The week’s best writing about movies includes a look at taboo-tackling movies made in the 1930s, a think piece about how Shawshank Redemption became so popular, and more.
Did ‘Blended’ Bombing Finally Blow Up the Adam Sandler Empire? by John Lopez at Grantland
Until now, Adam Sandler seemed like an utterly critic-proof performer and producer. No matter how badly his films were received, they continued to rake in hundreds of millions of dollars. But his latest, Blended, is experiencing dismal returns. With some excellent humor, Lopez explores how star power alone might not be a draw for audiences anymore.
Pre-Code: Hollywood before the censors by Mike Mashon and James Bell at Sight and Sound
This one is for lovers of movie history. People tend to think of the first half of the 20th century as a period of relative innocence in entertainment. That couldn’t be farther from the truth. Mashon and Bell offer in-depth explorations of films made between the 1930 introduction of the Hayes Code and the 1934 creation of the Production Code Administration that would enforce it. In that short span of time, filmmakers tackled social taboos in all kinds of fascinating ways.
A love letter to classic movie villains by Vanessa Buttino at Verite

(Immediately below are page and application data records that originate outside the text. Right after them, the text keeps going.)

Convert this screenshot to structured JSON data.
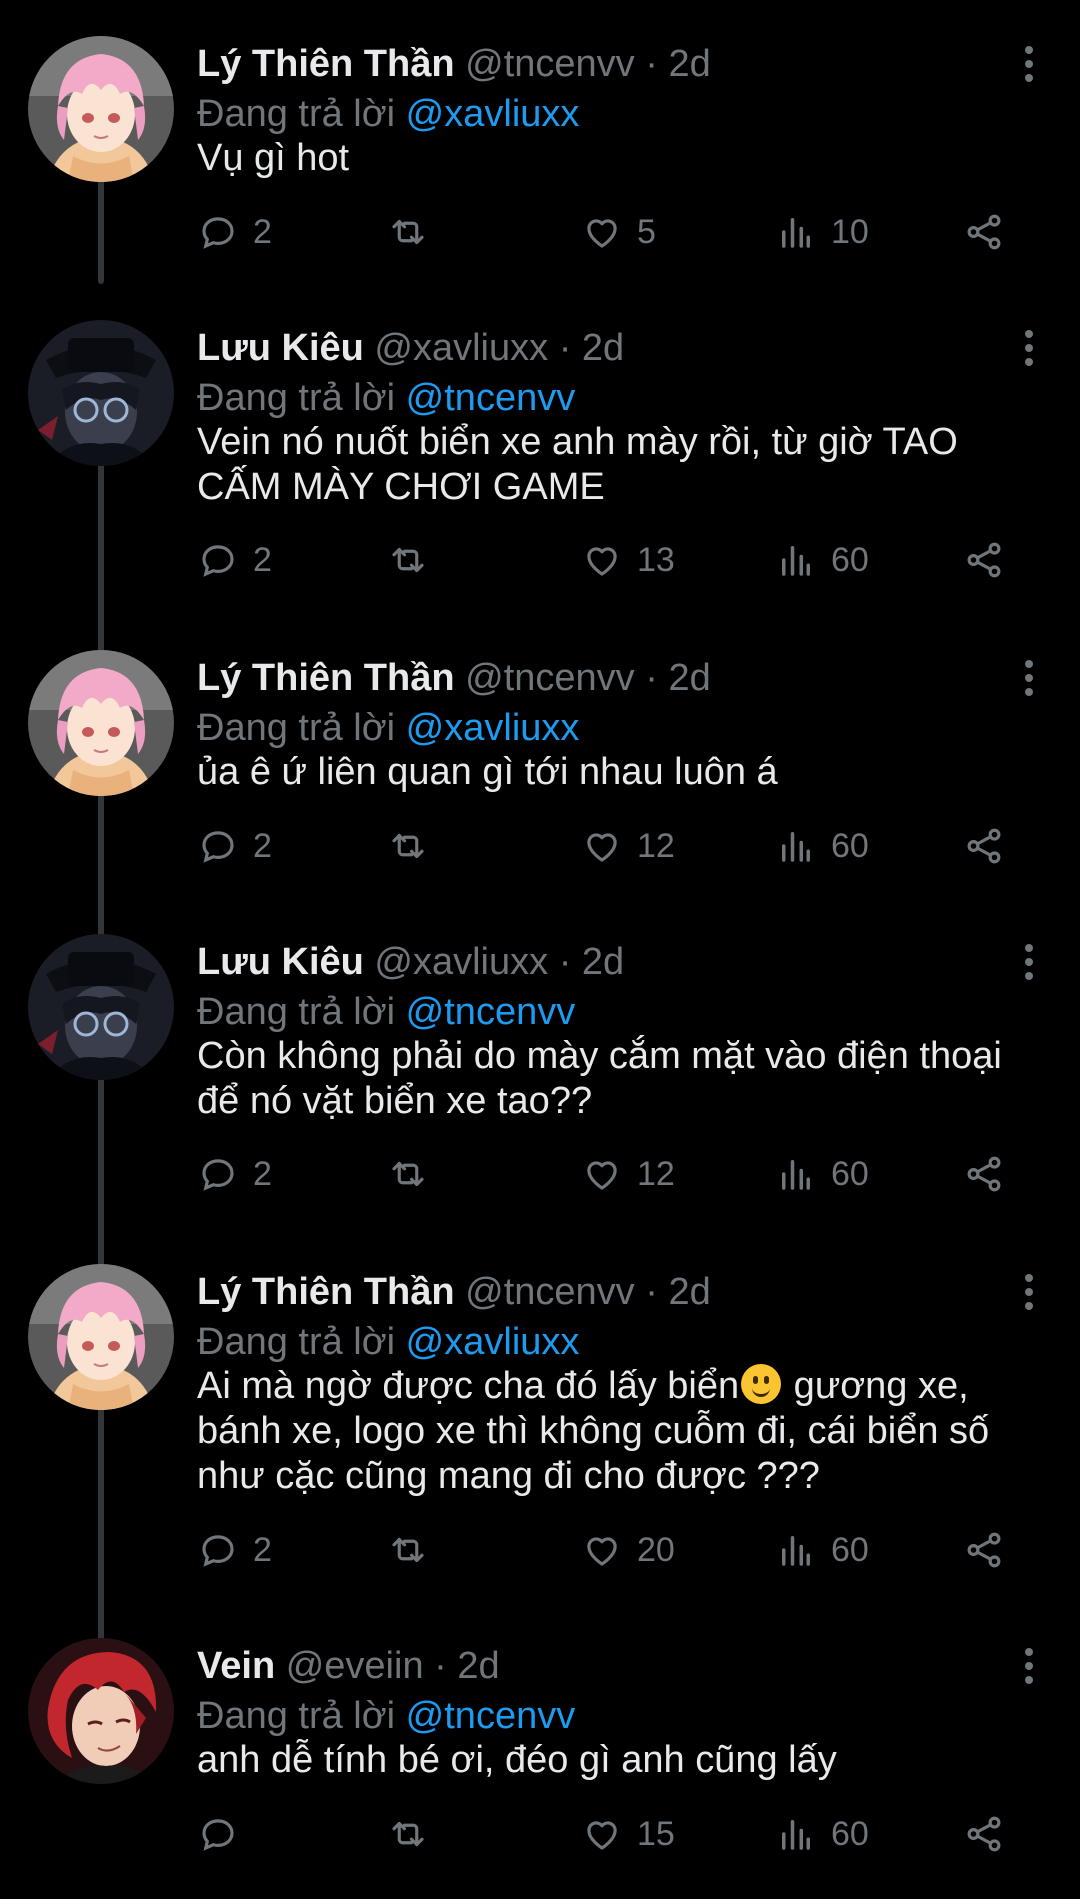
{
  "tweets": [
    {
      "name": "Lý Thiên Thần",
      "handle": "@tncenvv",
      "time": "2d",
      "reply_prefix": "Đang trả lời",
      "reply_to": "@xavliuxx",
      "lines": [
        "Vụ gì hot"
      ],
      "replies": "2",
      "likes": "5",
      "views": "10",
      "avatar": "pink-hair-boy-avatar"
    },
    {
      "name": "Lưu Kiêu",
      "handle": "@xavliuxx",
      "time": "2d",
      "reply_prefix": "Đang trả lời",
      "reply_to": "@tncenvv",
      "lines": [
        "Vein nó nuốt biển xe anh mày rồi, từ giờ TAO",
        "CẤM MÀY CHƠI GAME"
      ],
      "replies": "2",
      "likes": "13",
      "views": "60",
      "avatar": "dark-hat-glasses-avatar"
    },
    {
      "name": "Lý Thiên Thần",
      "handle": "@tncenvv",
      "time": "2d",
      "reply_prefix": "Đang trả lời",
      "reply_to": "@xavliuxx",
      "lines": [
        "ủa ê ứ liên quan gì tới nhau luôn á"
      ],
      "replies": "2",
      "likes": "12",
      "views": "60",
      "avatar": "pink-hair-boy-avatar"
    },
    {
      "name": "Lưu Kiêu",
      "handle": "@xavliuxx",
      "time": "2d",
      "reply_prefix": "Đang trả lời",
      "reply_to": "@tncenvv",
      "lines": [
        "Còn không phải do mày cắm mặt vào điện thoại",
        "để nó vặt biển xe tao??"
      ],
      "replies": "2",
      "likes": "12",
      "views": "60",
      "avatar": "dark-hat-glasses-avatar"
    },
    {
      "name": "Lý Thiên Thần",
      "handle": "@tncenvv",
      "time": "2d",
      "reply_prefix": "Đang trả lời",
      "reply_to": "@xavliuxx",
      "lines": [
        "Ai mà ngờ được cha đó lấy biển",
        "bánh xe, logo xe thì không cuỗm đi, cái biển số",
        "như cặc cũng mang đi cho được ???"
      ],
      "line1_after_emoji": " gương xe,",
      "replies": "2",
      "likes": "20",
      "views": "60",
      "avatar": "pink-hair-boy-avatar"
    },
    {
      "name": "Vein",
      "handle": "@eveiin",
      "time": "2d",
      "reply_prefix": "Đang trả lời",
      "reply_to": "@tncenvv",
      "lines": [
        "anh dễ tính bé ơi, đéo gì anh cũng lấy"
      ],
      "replies": "",
      "likes": "15",
      "views": "60",
      "avatar": "red-hair-man-avatar"
    }
  ],
  "colors": {
    "background": "#000000",
    "text": "#e7e9ea",
    "secondary": "#71767b",
    "link": "#1d9bf0",
    "thread_line": "#333639"
  },
  "icons": [
    "reply-icon",
    "retweet-icon",
    "like-icon",
    "views-icon",
    "share-icon",
    "more-icon"
  ]
}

Buttino plays devil’s advocate and expresses her admiration for the myriad bad guys of cinema. While it might seem like a trifling bit of fun, it’s actually a great look at how antagonists are often put in positions that engender more sympathy than those of the protagonists. And, as she points out, villains often evoke the best reactions from the audience.
The Shawshank Residuals by Russell Adams at The Wall Street Journal
How did The Shawshank Redemption, which came out to little fanfare nearly twenty years ago, become the #1 movie of all time as rated by the users of the Internet Movie Database? How is it still making significant residual money for its actors? How did it get 151 hours of playtime on basic cable last year? Adams picks apart the anatomy of a sleeper hit, and the gold that studios mine with their libraries of titles.
In a final videotaped message, a sad reflection of the sexist stories we see on screen by Ann Hornaday at The Washington Post
The shooting at UCSB this past weekend has spurred a long overdue discussion on our culture’s ingrained misogyny. Hornaday doesn’t let movies aimed at young men off the hook as she discussed the cinematic influence of shooter Elliot Rodger’s videos. Her choice of Neighbors as an example is off (and has earned her the ire of Seth Rogen and Judd Apatow), but this is a vital piece for starting a conversation.
What It’s Like to Play Every Ethnicity Hollywood Throws Your Way by June Thomas at Slate
Over the course of his two-decade career, character actor Cliff Curtis has benefited from Hollywood’s “brown is brown” mindset. Of Maori descent, he has played, as the article’s title says, pretty much every ethnicity besides white. Thomas sat down with Curtis about the latest of these roles, for the new show Gang Related.